In this East meets West friendship story, A Thousand Questions shows the disparity in lifestyles between the United States and Pakistan told alternately by the two main characters. Eleven-year-old Mimi Scotts and her mother travel from Houston, Texas, for summer vacation to visit her wealthy grandparents, Begum Sahib and Sahiba Ji, in Karachi for the first time. She is awed by the wealth and luxury of her grandparents’ home compared with her tiny apartment and stretched budget back in the United States. While Mimi’s mother reconnects with her school chums, Mimi forms a friendship with the servant girl, Sakina Ejaz. Too poor to go to school, Sakina assists her diabetic father cooking in the Ji’s kitchen. The two girls become fast friends. With the backdrop of the campaign season for new elections, Sakina shows Mimi the sites of Karachi, and Mimi agrees to tutor to Sakina for her English examination so that she can win a school scholarship. Mimi’s narration includes secret letters she writes to Tom Scotts, the father she has never met. When Mimi discovers her freelance journalist father is living in Karachi, she is determined to meet him and Sakina is a willing accomplice. Author Saadia Faruqi captures the richness of the Asian city from the delicious dishes and its atmosphere to the inequity of the caste system as well as the authenticity of the fully-drawn main characters: Sakina, mature beyond her years, cognizant of her integral role in providing for the welfare of her family; Mimi, an ordinary American girl of modest means, getting to know her grandparents and also her own mother in her childhood home and longing to connect with father.

THOUGHTS: This book reminds the reader of When Heaven Fell  by Carolyn Marsden, a story that compares the life of  a struggling Vietnamese family with the life of an adult Vietnamese-American adoptee who visits her Vietnamese birth mother. There’s a part where Sakini asks Mimi if there are poor people in America and Mimi answers, “No,” at first until she remembers a homeless man and the kids at school who qualify for free lunch. Discussion of social justice issues, equity in education, and divorce can ensue.
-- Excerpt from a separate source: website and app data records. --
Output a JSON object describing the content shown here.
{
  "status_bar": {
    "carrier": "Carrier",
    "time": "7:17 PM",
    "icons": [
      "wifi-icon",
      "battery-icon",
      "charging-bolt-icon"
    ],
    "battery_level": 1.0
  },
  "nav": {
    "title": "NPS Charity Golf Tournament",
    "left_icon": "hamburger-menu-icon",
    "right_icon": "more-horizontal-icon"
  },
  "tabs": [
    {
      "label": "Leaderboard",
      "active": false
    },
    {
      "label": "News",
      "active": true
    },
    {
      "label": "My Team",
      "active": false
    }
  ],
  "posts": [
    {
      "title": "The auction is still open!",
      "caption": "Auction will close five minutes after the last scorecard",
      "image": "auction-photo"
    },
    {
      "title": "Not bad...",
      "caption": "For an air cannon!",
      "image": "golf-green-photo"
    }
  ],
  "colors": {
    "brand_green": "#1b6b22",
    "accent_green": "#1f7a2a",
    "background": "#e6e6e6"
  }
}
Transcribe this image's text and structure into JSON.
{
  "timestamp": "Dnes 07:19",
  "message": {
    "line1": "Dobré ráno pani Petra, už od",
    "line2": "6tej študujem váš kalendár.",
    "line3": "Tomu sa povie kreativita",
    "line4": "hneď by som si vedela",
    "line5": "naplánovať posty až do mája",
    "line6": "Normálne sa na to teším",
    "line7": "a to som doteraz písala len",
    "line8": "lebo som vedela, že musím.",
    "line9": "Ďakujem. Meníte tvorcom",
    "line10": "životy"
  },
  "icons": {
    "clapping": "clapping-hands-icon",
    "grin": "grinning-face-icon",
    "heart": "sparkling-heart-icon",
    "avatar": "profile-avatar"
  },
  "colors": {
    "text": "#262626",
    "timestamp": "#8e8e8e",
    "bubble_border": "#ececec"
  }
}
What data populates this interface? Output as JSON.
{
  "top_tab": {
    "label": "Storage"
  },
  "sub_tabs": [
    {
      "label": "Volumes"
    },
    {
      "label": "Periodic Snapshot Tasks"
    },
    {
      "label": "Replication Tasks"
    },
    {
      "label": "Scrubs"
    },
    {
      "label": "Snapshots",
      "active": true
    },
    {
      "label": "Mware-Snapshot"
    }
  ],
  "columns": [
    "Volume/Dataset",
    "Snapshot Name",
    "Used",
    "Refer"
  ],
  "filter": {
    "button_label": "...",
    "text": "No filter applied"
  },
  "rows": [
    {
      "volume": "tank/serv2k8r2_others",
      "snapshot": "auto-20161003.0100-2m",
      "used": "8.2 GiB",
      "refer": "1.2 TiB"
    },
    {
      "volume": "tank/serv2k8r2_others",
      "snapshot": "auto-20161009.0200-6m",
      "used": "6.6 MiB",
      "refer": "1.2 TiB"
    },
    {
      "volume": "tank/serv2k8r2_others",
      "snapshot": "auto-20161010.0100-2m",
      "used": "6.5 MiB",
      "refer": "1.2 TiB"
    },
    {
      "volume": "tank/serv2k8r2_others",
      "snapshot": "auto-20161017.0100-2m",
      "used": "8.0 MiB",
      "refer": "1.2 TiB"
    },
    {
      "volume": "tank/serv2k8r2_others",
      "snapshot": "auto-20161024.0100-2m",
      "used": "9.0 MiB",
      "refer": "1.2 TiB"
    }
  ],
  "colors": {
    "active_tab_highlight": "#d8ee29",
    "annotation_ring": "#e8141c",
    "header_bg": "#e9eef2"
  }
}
Realistic Fiction          Bernadette Cooke, School District of Philadelphia

When Mimi and her mother arrive in Karachi, Pakistan for the summer, Mimi immediately misses air conditioning, soccer, and chicken nuggets, all staples of her American upbringing. Mimi is surprised to find that her grandparents live in luxury, employing servants and wearing fancy clothes, while Mimi and her mother can barely afford rent in their tiny Houston apartment. Mimi realizes there is so much she doesn’t know about her mother, her grandparents, and her father who left years ago without explanation. After learning that her father’s job brought him to Karachi, Mimi befriends a servant girl who agrees to help Mimi find him in exchange for English lessons. Sakina, a servant of Mimi’s grandparents, dreams of going to school like Mimi, but her servant status prohibits her from making her dreams a reality. After all, when would she find the time to go to school when she must keep her job to take care of her own family and ailing father? Going to school seems even more impossible when she takes a secret exam and fails the English portion, but when Sakina and Mimi strike up their deal, Sakina starts to hope for her future and a better life for her family. As their friendship blossoms, the inequities of the Pakistani class system are revealed, and the friends determine to make good in both of their worlds despite the challenges.

THOUGHTS: Instead of multiple perspectives from different time periods, this story highlights two contemporary perspectives in a country many readers will be unfamiliar with. Shining light on the class system that still exists today in Pakistan, readers may feel compelled to learn more about the living inequalities and hardships people face who live outside of the United States. This is a good #ownvoices addition to any library seeking to diversity their collection.

Realistic     Jaynie Korzi, South Middleton SD